● **Your goal**: Across the entries below, the lines containing "help" should be counted and only their number returned.

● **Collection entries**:
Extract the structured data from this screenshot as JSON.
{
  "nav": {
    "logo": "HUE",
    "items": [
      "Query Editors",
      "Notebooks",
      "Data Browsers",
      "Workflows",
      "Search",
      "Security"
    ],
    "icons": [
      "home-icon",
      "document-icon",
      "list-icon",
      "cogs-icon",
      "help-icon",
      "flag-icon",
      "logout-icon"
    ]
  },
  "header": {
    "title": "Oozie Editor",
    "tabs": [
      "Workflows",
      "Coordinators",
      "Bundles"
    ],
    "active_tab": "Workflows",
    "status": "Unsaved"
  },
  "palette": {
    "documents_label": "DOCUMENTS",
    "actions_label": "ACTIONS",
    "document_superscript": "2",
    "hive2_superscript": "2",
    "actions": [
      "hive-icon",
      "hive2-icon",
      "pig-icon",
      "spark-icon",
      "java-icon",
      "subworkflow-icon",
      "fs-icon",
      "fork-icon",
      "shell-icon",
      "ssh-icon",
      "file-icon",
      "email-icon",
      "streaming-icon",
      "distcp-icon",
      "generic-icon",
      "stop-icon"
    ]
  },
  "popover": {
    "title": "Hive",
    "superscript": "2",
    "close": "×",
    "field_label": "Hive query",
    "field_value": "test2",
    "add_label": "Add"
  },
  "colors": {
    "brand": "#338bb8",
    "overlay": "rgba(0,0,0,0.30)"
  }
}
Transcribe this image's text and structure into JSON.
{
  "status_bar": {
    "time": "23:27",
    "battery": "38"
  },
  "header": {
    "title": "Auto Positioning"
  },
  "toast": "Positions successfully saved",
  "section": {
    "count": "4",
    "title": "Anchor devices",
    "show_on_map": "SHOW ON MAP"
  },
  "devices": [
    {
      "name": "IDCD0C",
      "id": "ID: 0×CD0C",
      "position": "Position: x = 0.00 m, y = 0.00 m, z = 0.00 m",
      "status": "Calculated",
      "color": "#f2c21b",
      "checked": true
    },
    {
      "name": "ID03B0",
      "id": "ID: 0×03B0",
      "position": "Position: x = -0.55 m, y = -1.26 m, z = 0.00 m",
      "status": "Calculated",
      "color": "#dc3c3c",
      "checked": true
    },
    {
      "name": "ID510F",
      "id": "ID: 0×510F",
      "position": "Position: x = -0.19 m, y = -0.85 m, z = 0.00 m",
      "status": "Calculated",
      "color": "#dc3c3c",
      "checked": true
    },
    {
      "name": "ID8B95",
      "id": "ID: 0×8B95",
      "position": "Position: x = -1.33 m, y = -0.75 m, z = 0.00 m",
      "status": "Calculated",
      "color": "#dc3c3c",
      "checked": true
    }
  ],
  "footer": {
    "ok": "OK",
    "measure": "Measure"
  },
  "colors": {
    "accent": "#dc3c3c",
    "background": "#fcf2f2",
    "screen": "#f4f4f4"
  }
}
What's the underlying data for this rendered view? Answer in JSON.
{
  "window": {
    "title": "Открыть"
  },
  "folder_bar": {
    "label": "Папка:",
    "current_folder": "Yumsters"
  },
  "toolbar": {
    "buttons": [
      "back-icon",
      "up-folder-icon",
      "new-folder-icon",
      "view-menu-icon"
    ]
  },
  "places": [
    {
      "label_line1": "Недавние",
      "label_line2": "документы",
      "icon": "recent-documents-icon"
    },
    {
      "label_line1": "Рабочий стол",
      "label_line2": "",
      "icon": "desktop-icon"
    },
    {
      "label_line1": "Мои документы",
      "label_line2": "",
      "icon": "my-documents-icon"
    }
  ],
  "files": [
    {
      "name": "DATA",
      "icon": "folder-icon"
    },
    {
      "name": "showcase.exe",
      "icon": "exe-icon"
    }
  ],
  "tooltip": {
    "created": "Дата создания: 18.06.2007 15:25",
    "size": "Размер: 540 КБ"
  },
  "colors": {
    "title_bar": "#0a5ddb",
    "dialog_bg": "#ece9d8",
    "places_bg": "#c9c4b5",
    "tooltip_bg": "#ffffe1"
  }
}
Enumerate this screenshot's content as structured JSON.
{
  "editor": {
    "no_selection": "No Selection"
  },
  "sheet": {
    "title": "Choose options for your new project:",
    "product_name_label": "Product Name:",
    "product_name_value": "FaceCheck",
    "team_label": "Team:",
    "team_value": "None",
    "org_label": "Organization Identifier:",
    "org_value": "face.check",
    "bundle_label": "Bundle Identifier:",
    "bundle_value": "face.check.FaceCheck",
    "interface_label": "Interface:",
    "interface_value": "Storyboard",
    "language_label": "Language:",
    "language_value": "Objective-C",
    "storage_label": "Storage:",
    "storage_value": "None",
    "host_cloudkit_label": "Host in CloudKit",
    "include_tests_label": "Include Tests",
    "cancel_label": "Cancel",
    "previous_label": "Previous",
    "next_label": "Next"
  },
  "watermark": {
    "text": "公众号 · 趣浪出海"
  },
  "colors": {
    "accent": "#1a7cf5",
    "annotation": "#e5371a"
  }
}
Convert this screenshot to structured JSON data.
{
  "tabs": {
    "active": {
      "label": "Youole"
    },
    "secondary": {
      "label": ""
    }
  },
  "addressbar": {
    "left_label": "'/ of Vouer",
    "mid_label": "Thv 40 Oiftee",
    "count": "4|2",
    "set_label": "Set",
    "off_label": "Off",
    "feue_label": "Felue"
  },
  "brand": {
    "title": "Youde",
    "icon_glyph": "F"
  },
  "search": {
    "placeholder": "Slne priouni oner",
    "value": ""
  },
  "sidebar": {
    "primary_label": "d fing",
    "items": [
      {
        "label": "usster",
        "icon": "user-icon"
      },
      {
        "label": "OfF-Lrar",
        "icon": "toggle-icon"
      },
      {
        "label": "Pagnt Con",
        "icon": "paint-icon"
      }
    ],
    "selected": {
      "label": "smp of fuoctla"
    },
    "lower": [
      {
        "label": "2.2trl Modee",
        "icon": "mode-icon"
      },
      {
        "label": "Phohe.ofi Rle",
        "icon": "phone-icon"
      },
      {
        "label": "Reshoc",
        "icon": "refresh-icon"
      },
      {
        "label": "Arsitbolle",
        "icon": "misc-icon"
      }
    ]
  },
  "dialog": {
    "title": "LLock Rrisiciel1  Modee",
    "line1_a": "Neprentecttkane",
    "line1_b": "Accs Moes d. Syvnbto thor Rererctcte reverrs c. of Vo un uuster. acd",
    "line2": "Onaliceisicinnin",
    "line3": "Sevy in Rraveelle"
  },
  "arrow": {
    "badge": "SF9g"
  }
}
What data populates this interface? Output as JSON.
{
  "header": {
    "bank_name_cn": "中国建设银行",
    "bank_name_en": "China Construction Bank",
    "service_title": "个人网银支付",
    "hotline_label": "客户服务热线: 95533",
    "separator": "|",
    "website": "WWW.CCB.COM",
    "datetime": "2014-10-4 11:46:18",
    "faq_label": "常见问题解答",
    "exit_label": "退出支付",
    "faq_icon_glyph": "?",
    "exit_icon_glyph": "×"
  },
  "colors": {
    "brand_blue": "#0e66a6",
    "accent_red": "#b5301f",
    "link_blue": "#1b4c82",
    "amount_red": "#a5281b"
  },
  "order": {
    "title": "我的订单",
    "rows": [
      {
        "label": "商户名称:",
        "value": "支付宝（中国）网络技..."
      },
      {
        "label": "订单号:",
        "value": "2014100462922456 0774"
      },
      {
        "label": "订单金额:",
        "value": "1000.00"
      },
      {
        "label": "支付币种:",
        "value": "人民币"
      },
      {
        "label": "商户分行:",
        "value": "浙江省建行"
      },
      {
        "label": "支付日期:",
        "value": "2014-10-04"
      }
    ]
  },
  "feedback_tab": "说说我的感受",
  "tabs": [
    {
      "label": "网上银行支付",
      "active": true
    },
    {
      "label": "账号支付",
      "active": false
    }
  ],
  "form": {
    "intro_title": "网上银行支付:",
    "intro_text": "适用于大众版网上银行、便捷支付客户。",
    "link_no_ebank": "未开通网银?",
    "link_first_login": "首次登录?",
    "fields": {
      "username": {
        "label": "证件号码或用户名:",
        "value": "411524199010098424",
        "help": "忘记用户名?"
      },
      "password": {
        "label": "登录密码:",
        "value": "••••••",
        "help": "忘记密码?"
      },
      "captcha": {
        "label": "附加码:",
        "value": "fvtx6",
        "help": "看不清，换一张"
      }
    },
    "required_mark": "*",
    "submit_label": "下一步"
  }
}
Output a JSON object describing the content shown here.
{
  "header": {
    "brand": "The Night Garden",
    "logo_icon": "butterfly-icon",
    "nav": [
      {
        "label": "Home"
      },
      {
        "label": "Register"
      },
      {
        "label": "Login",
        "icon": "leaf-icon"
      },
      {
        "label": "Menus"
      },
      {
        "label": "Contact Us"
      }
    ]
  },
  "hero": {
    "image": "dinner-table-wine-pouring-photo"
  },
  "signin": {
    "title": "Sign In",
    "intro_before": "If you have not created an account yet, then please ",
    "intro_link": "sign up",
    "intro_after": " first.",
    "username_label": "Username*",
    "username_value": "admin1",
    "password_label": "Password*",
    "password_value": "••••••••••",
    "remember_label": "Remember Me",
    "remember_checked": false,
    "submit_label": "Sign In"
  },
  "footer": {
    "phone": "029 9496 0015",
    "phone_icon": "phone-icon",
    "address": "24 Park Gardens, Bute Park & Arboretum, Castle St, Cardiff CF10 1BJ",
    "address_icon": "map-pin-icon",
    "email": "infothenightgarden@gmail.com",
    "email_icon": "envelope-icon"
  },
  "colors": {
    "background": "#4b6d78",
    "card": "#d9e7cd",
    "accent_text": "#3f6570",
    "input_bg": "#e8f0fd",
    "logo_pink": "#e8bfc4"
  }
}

● **Solution for this problem**: 4